Dave Pitts is making progress running Fortran II

I have been negligent in reporting impressive progress made by Dave Pitts emulating IBM 7090 software. As Leif Harcke posted to alt.folklore.computers and bit.listserv.ibm-main on 2 February 2005:

Dave has developed his “asm7090” cross-assembler to the point where it can assemble the core of IBSYS from MAP source. The resultant IBSYS image will run the Fortran II(?) compiler on a modified version of Paul Pierce’s “s709” 700/7000 series emulator. The object code produced by the Fortran compiler does not run under IBSYS, however.

The cross-assembler and emulator are written in C, and build under Linux. Presumably they are easy to port to other POSIX-compliant systems. Details on the project are available here:


If anyone is interested in helping out, Dave could use a hand debugging the emulation and getting IBSYS and other related system tools working.

Today, Dave told me:

With the current version of the emulator, 2.0.4, I’ve been able to run the following:

1. FORTRAN IV – Compile and run both Primes and Laplace programs.
2. COBOL – Compile and run the hello world program.
3. FORTRN II – Compile the Primes program. The exec doesn’t work, I get a checksum error loading the runtime (bad tape??).
4. MAP assembler – I’ve only run the assembler, didn’t try to run output.
5. FAP assembler – I’ve only run the assembler, didn’t try to run output.

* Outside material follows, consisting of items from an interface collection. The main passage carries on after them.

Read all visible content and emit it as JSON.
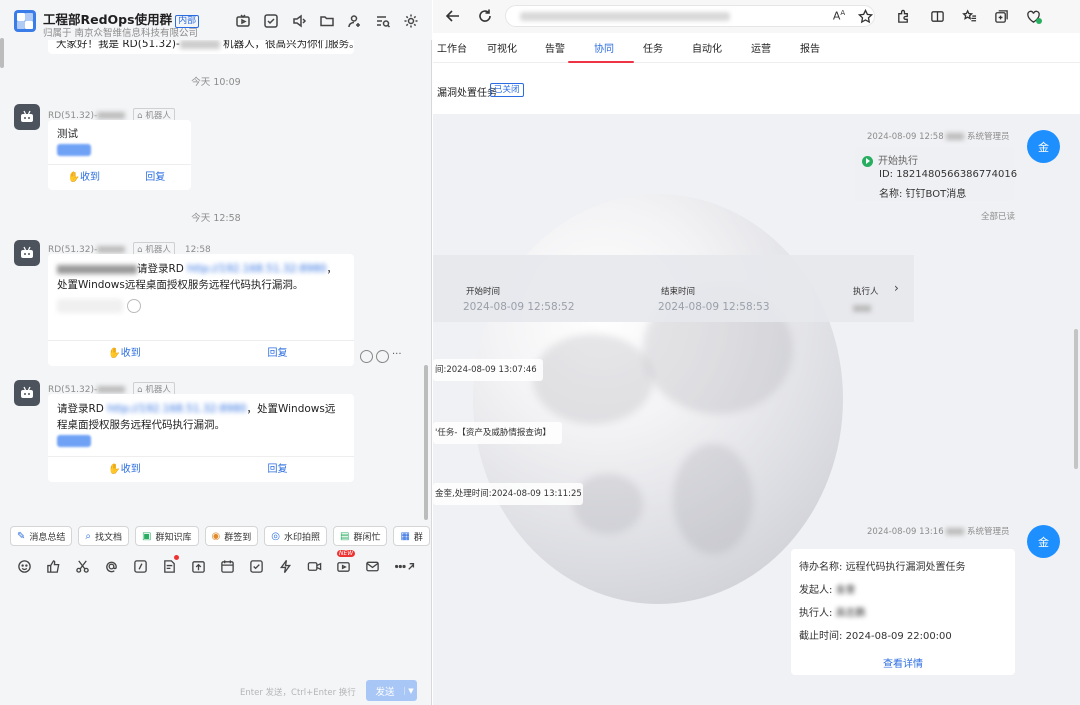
{
  "chat": {
    "group_title": "工程部RedOps使用群",
    "group_tag": "内部",
    "group_sub": "归属于 南京众智维信息科技有限公司",
    "header_icons": [
      "tv-icon",
      "checkbox-icon",
      "speaker-icon",
      "folder-icon",
      "add-user-icon",
      "search-list-icon",
      "settings-icon"
    ],
    "intro_text": "大家好！我是 RD(51.32)-",
    "intro_suffix": " 机器人，很高兴为你们服务。",
    "time1": "今天 10:09",
    "time2": "今天 12:58",
    "messages": [
      {
        "sender": "RD(51.32)-",
        "tag": "机器人",
        "time": "",
        "text": "测试"
      },
      {
        "sender": "RD(51.32)-",
        "tag": "机器人",
        "time": "12:58",
        "text_prefix": "请登录RD ",
        "link": "http://192.168.51.32:8980",
        "text_suffix": "，处置Windows远程桌面授权服务远程代码执行漏洞。"
      },
      {
        "sender": "RD(51.32)-",
        "tag": "机器人",
        "time": "",
        "text_prefix": "请登录RD ",
        "link": "http://192.168.51.32:8980",
        "text_suffix": "，处置Windows远程桌面授权服务远程代码执行漏洞。"
      }
    ],
    "action_received": "收到",
    "action_reply": "回复",
    "quick_buttons": [
      "消息总结",
      "找文档",
      "群知识库",
      "群签到",
      "水印拍照",
      "群闲忙",
      "群"
    ],
    "tools": [
      "emoji-icon",
      "thumb-icon",
      "scissors-icon",
      "at-icon",
      "slash-icon",
      "doc-icon",
      "upload-icon",
      "calendar-icon",
      "check-icon",
      "bolt-icon",
      "video-icon",
      "live-icon",
      "mail-icon",
      "more-icon"
    ],
    "new_tag": "NEW",
    "input_hint": "Enter 发送，Ctrl+Enter 换行",
    "send_label": "发送"
  },
  "browser": {
    "nav_tabs": [
      "工作台",
      "可视化",
      "告警",
      "协同",
      "任务",
      "自动化",
      "运营",
      "报告"
    ],
    "active_tab": "协同",
    "task_title": "漏洞处置任务",
    "task_status": "已关闭",
    "msg1": {
      "time": "2024-08-09 12:58",
      "role": "系统管理员",
      "avatar": "金",
      "status": "开始执行",
      "id_line": "ID: 1821480566386774016",
      "name_line": "名称: 钉钉BOT消息",
      "read": "全部已读"
    },
    "timeline": {
      "start_label": "开始时间",
      "end_label": "结束时间",
      "exec_label": "执行人",
      "start_value": "2024-08-09 12:58:52",
      "end_value": "2024-08-09 12:58:53"
    },
    "lines": [
      "间:2024-08-09 13:07:46",
      "'任务-【资产及威胁情报查询】",
      "金奎,处理时间:2024-08-09 13:11:25"
    ],
    "msg2": {
      "time": "2024-08-09 13:16",
      "role": "系统管理员",
      "avatar": "金",
      "todo_label": "待办名称: ",
      "todo_value": "远程代码执行漏洞处置任务",
      "initiator_label": "发起人: ",
      "initiator_value": "金奎",
      "executor_label": "执行人: ",
      "executor_value": "高志鹏",
      "deadline_label": "截止时间: ",
      "deadline_value": "2024-08-09 22:00:00",
      "detail_link": "查看详情"
    }
  },
  "colors": {
    "accent": "#2b6de0",
    "avatar_blue": "#1e8fff",
    "green": "#27ae60"
  }
}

My current IBSYS tape has the nucleus assembled with my ASM7090 cross assembler. Also, I re-assembled the COBOL compiler with ASM7090 and put on the tape.

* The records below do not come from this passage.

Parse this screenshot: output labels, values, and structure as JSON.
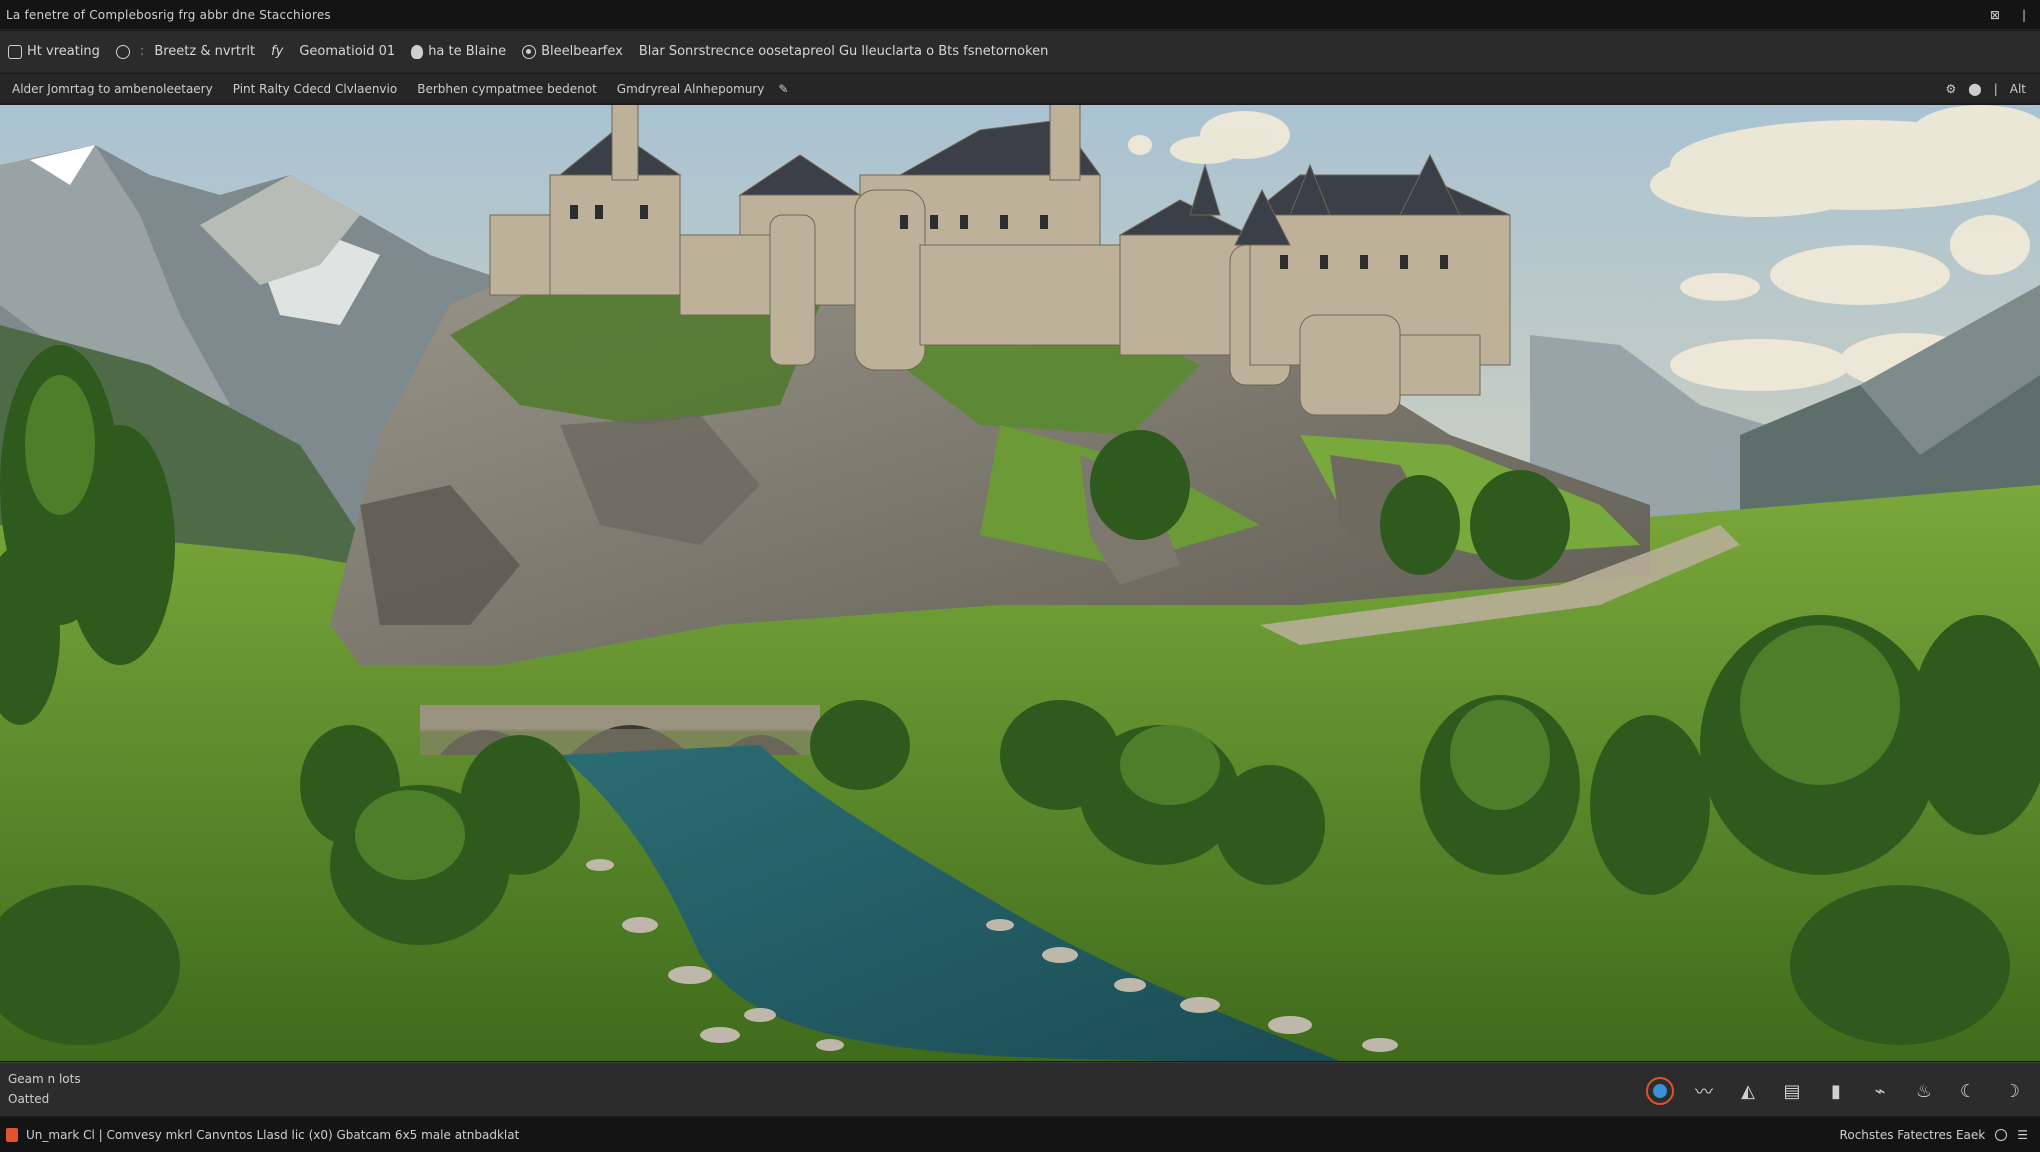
{
  "window": {
    "title": "La fenetre of Complebosrig frg abbr dne Stacchiores",
    "controls": [
      "⊠",
      "|"
    ]
  },
  "toolbar": {
    "items": [
      {
        "icon": "window-icon",
        "label": "Ht vreating"
      },
      {
        "icon": "square-icon",
        "label": "Breetz & nvrtrlt"
      },
      {
        "icon": "fx-icon",
        "label": "fy"
      },
      {
        "icon": "none",
        "label": "Geomatioid 01"
      },
      {
        "icon": "apple-icon",
        "label": "ha te Blaine"
      },
      {
        "icon": "target-icon",
        "label": "Bleelbearfex"
      },
      {
        "icon": "none",
        "label": "Blar Sonrstrecnce oosetapreol Gu lleuclarta o Bts fsnetornoken"
      }
    ]
  },
  "subtoolbar": {
    "items": [
      "Alder Jomrtag to ambenoleetaery",
      "Pint Ralty Cdecd Clvlaenvio",
      "Berbhen cympatmee bedenot",
      "Gmdryreal Alnhepomury"
    ],
    "edit_icon": "pencil-icon",
    "right": [
      "⚙",
      "⬤",
      "|",
      "Alt"
    ]
  },
  "viewport": {
    "image": "castle-landscape",
    "colors": {
      "sky": "#b9c8cf",
      "grass": "#6f9a33",
      "rock": "#8f8a7d",
      "river": "#2f6b6e",
      "castle": "#bdb19a"
    }
  },
  "statusbar": {
    "line1": "Geam n lots",
    "line2": "Oatted",
    "icons": [
      "globe-icon",
      "wave-icon",
      "compass-icon",
      "stack-icon",
      "bar-icon",
      "bird-icon",
      "flame-icon",
      "moon-icon",
      "moon-outline-icon"
    ]
  },
  "bottombar": {
    "text": "Un_mark Cl | Comvesy mkrl Canvntos Llasd lic (x0) Gbatcam 6x5 male atnbadklat",
    "right_text": "Rochstes Fatectres Eaek"
  }
}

I know that Leif Harcke has been hacking on the FORTRAN II. I think he’s stuck at the same point as I am. I’ve been trying to get the FORTRAN II parts to assemble with ASM7090 to replace the tape image with a NOPed checksum test.

Systems Manual for 704 Fortran and 709 Fortran

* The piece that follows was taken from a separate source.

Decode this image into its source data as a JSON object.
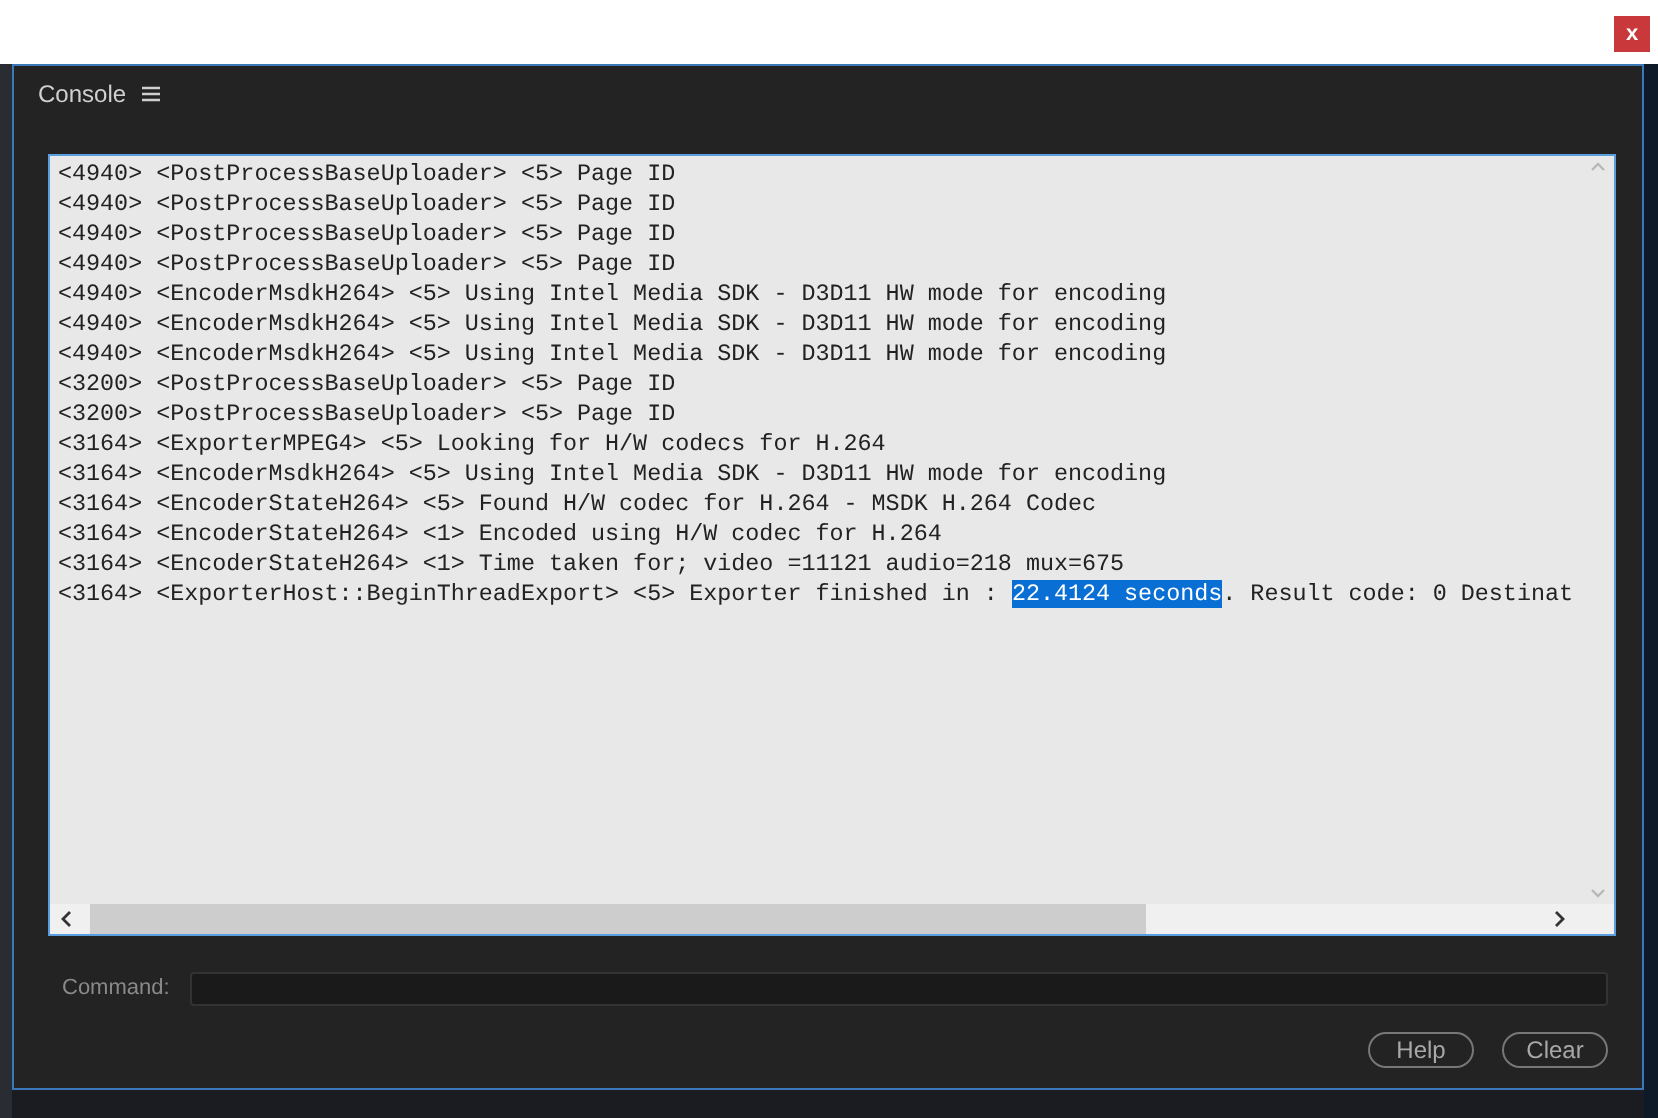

In January, Peter Capek told me that while cleaning up a file cabinet in his home he’d come across:

… a detailed description of the FORTRAN compiler, dated in 1960, and explicitly distinguishing between the 704 and 709 versions, but covering both. It looks like it was typed and what I have is probably not an original, but likely one of very few copies. It’s a couple of hundred pages, and describes each section of the compiler, including table structure, in considerable detail.

Peter very kindly made me a photocopy of this 264-page document, which is a wonderful complement to the actual source code. I hope soon to be able to provide web access to this and the other Fortran documents I’ve come across.

Peter is a frequent contributor to alt.folklore.computers and supplied information for Frank da Cruz’s “The Columbia University Computer Center in 1965” article.